In the estate capital are located 80 percent of about 150 different real estate projects, this “wave” of buildings reaches all the way to Progreso
MERIDA, Yucatán. – Some 150 real estate projects, including subdivisions, departmental towers and shopping malls, are currently being developed in municipalities such as Merida, Cholul, Progreso, and Conkal, , said the president of the Mexican Association of Real Estate Professionals (AMPI).
Aquiles González Chacón, expressed that these investments reflect the dynamism of the real estate sector in Yucatan and its capital, Merida, as well as the arrival of new inhabitants of medium and high purchasing power.
The real estate expert added that, due to its urban growth, the Yucatan capital has become the most important of the cities in the south-southeast region of the country in this area.
González Chacón explained that, of the 150 projects currently being developed, 80 percent are in the municipality of Merida and the rest in municipalities such as Progreso and Conkal, and Cholul.
“Some 40 developments are related to subdivisions and apartment towers; another 38 complexes are enclosed residentials and the rest in other types of developments”.
The real estate leader announced that the sector projects, for the whole year, about 25 thousand houses in which all segments are contemplated: economic, average, residential and plus.
“In this area it is the average and residential housing that has had the greatest demand so far this year, and a year are built about four thousand units,” Gonzalez said.
AMPI´s president also said that in the city of Merida there is still land for planned real estate developments, especially for vertical type projects.
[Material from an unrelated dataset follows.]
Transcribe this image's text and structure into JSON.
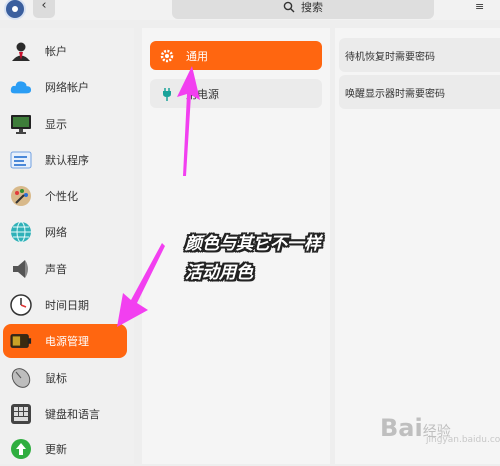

He explained that one of the vocations that the real estate sector has is to grow vertically, as has been done in large cities.
“Vertical growth is one of the strategies of the main cities in the world to make the space available more efficient. In the city there are still enough spaces to develop different types of real estate projects.”
The Yucatan Times